REQUIRED ACTION: Your answer must contain each line of the data, copied exactly.

══ DATA EXTRACT ══

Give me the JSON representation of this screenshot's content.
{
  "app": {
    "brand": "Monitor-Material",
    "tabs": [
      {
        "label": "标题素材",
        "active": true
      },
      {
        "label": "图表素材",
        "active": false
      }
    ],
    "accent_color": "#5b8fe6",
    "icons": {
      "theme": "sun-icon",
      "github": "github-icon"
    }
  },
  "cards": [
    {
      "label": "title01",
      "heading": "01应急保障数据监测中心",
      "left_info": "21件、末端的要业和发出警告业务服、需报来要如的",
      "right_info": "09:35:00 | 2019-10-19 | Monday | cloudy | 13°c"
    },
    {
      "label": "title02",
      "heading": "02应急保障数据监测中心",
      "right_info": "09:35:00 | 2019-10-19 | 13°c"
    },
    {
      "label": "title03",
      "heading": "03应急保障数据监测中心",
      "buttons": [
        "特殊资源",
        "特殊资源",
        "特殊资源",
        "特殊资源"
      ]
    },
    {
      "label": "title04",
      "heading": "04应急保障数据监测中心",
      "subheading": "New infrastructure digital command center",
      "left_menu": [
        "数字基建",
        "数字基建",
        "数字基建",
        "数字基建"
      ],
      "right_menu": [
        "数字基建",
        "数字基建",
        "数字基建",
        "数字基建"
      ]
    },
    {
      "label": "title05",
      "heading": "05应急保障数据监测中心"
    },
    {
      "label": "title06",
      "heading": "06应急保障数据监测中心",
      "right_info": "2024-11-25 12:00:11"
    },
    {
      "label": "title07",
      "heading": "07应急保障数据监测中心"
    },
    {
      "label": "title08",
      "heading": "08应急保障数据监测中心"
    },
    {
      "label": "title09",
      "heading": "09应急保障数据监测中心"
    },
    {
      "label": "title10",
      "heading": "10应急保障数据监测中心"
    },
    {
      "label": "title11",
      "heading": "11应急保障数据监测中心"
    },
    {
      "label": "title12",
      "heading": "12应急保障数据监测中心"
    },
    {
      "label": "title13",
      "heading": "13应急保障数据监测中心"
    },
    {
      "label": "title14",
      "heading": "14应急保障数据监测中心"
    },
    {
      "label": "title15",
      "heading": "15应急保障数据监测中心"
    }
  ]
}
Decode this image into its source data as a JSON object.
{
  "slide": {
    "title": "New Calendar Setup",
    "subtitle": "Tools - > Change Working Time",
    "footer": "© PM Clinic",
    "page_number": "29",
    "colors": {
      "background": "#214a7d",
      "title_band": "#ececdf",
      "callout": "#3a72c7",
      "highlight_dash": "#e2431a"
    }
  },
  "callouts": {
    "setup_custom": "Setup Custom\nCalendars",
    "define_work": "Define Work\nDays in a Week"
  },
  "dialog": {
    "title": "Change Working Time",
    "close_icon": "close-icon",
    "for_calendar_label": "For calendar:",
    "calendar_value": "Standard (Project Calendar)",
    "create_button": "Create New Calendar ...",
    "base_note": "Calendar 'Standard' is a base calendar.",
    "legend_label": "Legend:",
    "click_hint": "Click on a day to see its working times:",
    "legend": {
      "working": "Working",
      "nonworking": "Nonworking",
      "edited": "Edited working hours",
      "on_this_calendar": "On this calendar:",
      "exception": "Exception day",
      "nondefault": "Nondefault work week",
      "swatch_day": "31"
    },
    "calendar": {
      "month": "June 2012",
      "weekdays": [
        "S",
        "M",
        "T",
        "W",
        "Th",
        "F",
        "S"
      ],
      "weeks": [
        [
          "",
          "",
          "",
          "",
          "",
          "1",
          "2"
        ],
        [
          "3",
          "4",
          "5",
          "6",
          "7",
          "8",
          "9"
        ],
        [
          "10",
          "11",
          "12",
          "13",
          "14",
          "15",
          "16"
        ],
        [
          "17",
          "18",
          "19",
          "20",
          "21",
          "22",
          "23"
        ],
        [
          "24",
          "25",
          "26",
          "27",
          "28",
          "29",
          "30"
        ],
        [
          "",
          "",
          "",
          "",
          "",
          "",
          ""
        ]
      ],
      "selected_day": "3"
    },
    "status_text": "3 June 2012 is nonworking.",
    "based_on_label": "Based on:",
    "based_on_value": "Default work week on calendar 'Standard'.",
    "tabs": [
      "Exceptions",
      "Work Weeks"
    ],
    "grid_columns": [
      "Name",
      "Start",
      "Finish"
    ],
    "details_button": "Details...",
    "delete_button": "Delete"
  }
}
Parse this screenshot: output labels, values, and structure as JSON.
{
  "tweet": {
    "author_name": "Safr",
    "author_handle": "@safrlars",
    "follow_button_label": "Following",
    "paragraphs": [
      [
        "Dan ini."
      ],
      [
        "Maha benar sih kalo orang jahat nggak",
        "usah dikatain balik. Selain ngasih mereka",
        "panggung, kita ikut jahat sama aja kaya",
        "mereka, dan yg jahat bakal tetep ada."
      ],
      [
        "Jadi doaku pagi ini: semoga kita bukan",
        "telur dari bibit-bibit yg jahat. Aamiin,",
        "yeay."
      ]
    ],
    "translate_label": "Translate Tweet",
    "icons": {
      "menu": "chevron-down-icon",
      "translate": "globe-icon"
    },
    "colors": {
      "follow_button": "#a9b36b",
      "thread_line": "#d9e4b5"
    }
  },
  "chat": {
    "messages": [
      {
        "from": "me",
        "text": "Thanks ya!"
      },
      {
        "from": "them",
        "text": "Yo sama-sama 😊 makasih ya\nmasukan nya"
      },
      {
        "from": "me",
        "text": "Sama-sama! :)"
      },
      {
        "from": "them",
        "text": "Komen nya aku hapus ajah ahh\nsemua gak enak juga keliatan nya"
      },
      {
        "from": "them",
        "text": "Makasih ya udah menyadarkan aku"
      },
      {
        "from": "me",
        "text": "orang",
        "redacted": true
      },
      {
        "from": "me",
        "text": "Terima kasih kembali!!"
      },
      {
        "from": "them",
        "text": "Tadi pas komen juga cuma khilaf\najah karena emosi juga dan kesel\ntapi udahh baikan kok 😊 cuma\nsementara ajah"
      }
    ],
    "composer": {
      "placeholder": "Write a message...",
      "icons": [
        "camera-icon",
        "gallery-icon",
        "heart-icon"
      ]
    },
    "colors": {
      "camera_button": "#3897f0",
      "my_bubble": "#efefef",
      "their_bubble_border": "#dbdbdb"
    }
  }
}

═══

SOLUTION TO THIS EXERCISE:
Give me the JSON representation of this screenshot's content.
{
  "app": {
    "brand": "Monitor-Material",
    "tabs": [
      {
        "label": "标题素材",
        "active": true
      },
      {
        "label": "图表素材",
        "active": false
      }
    ],
    "accent_color": "#5b8fe6",
    "icons": {
      "theme": "sun-icon",
      "github": "github-icon"
    }
  },
  "cards": [
    {
      "label": "title01",
      "heading": "01应急保障数据监测中心",
      "left_info": "21件、末端的要业和发出警告业务服、需报来要如的",
      "right_info": "09:35:00 | 2019-10-19 | Monday | cloudy | 13°c"
    },
    {
      "label": "title02",
      "heading": "02应急保障数据监测中心",
      "right_info": "09:35:00 | 2019-10-19 | 13°c"
    },
    {
      "label": "title03",
      "heading": "03应急保障数据监测中心",
      "buttons": [
        "特殊资源",
        "特殊资源",
        "特殊资源",
        "特殊资源"
      ]
    },
    {
      "label": "title04",
      "heading": "04应急保障数据监测中心",
      "subheading": "New infrastructure digital command center",
      "left_menu": [
        "数字基建",
        "数字基建",
        "数字基建",
        "数字基建"
      ],
      "right_menu": [
        "数字基建",
        "数字基建",
        "数字基建",
        "数字基建"
      ]
    },
    {
      "label": "title05",
      "heading": "05应急保障数据监测中心"
    },
    {
      "label": "title06",
      "heading": "06应急保障数据监测中心",
      "right_info": "2024-11-25 12:00:11"
    },
    {
      "label": "title07",
      "heading": "07应急保障数据监测中心"
    },
    {
      "label": "title08",
      "heading": "08应急保障数据监测中心"
    },
    {
      "label": "title09",
      "heading": "09应急保障数据监测中心"
    },
    {
      "label": "title10",
      "heading": "10应急保障数据监测中心"
    },
    {
      "label": "title11",
      "heading": "11应急保障数据监测中心"
    },
    {
      "label": "title12",
      "heading": "12应急保障数据监测中心"
    },
    {
      "label": "title13",
      "heading": "13应急保障数据监测中心"
    },
    {
      "label": "title14",
      "heading": "14应急保障数据监测中心"
    },
    {
      "label": "title15",
      "heading": "15应急保障数据监测中心"
    }
  ]
}
Decode this image into its source data as a JSON object.
{
  "slide": {
    "title": "New Calendar Setup",
    "subtitle": "Tools - > Change Working Time",
    "footer": "© PM Clinic",
    "page_number": "29",
    "colors": {
      "background": "#214a7d",
      "title_band": "#ececdf",
      "callout": "#3a72c7",
      "highlight_dash": "#e2431a"
    }
  },
  "callouts": {
    "setup_custom": "Setup Custom\nCalendars",
    "define_work": "Define Work\nDays in a Week"
  },
  "dialog": {
    "title": "Change Working Time",
    "close_icon": "close-icon",
    "for_calendar_label": "For calendar:",
    "calendar_value": "Standard (Project Calendar)",
    "create_button": "Create New Calendar ...",
    "base_note": "Calendar 'Standard' is a base calendar.",
    "legend_label": "Legend:",
    "click_hint": "Click on a day to see its working times:",
    "legend": {
      "working": "Working",
      "nonworking": "Nonworking",
      "edited": "Edited working hours",
      "on_this_calendar": "On this calendar:",
      "exception": "Exception day",
      "nondefault": "Nondefault work week",
      "swatch_day": "31"
    },
    "calendar": {
      "month": "June 2012",
      "weekdays": [
        "S",
        "M",
        "T",
        "W",
        "Th",
        "F",
        "S"
      ],
      "weeks": [
        [
          "",
          "",
          "",
          "",
          "",
          "1",
          "2"
        ],
        [
          "3",
          "4",
          "5",
          "6",
          "7",
          "8",
          "9"
        ],
        [
          "10",
          "11",
          "12",
          "13",
          "14",
          "15",
          "16"
        ],
        [
          "17",
          "18",
          "19",
          "20",
          "21",
          "22",
          "23"
        ],
        [
          "24",
          "25",
          "26",
          "27",
          "28",
          "29",
          "30"
        ],
        [
          "",
          "",
          "",
          "",
          "",
          "",
          ""
        ]
      ],
      "selected_day": "3"
    },
    "status_text": "3 June 2012 is nonworking.",
    "based_on_label": "Based on:",
    "based_on_value": "Default work week on calendar 'Standard'.",
    "tabs": [
      "Exceptions",
      "Work Weeks"
    ],
    "grid_columns": [
      "Name",
      "Start",
      "Finish"
    ],
    "details_button": "Details...",
    "delete_button": "Delete"
  }
}
Parse this screenshot: output labels, values, and structure as JSON.
{
  "tweet": {
    "author_name": "Safr",
    "author_handle": "@safrlars",
    "follow_button_label": "Following",
    "paragraphs": [
      [
        "Dan ini."
      ],
      [
        "Maha benar sih kalo orang jahat nggak",
        "usah dikatain balik. Selain ngasih mereka",
        "panggung, kita ikut jahat sama aja kaya",
        "mereka, dan yg jahat bakal tetep ada."
      ],
      [
        "Jadi doaku pagi ini: semoga kita bukan",
        "telur dari bibit-bibit yg jahat. Aamiin,",
        "yeay."
      ]
    ],
    "translate_label": "Translate Tweet",
    "icons": {
      "menu": "chevron-down-icon",
      "translate": "globe-icon"
    },
    "colors": {
      "follow_button": "#a9b36b",
      "thread_line": "#d9e4b5"
    }
  },
  "chat": {
    "messages": [
      {
        "from": "me",
        "text": "Thanks ya!"
      },
      {
        "from": "them",
        "text": "Yo sama-sama 😊 makasih ya\nmasukan nya"
      },
      {
        "from": "me",
        "text": "Sama-sama! :)"
      },
      {
        "from": "them",
        "text": "Komen nya aku hapus ajah ahh\nsemua gak enak juga keliatan nya"
      },
      {
        "from": "them",
        "text": "Makasih ya udah menyadarkan aku"
      },
      {
        "from": "me",
        "text": "orang",
        "redacted": true
      },
      {
        "from": "me",
        "text": "Terima kasih kembali!!"
      },
      {
        "from": "them",
        "text": "Tadi pas komen juga cuma khilaf\najah karena emosi juga dan kesel\ntapi udahh baikan kok 😊 cuma\nsementara ajah"
      }
    ],
    "composer": {
      "placeholder": "Write a message...",
      "icons": [
        "camera-icon",
        "gallery-icon",
        "heart-icon"
      ]
    },
    "colors": {
      "camera_button": "#3897f0",
      "my_bubble": "#efefef",
      "their_bubble_border": "#dbdbdb"
    }
  }
}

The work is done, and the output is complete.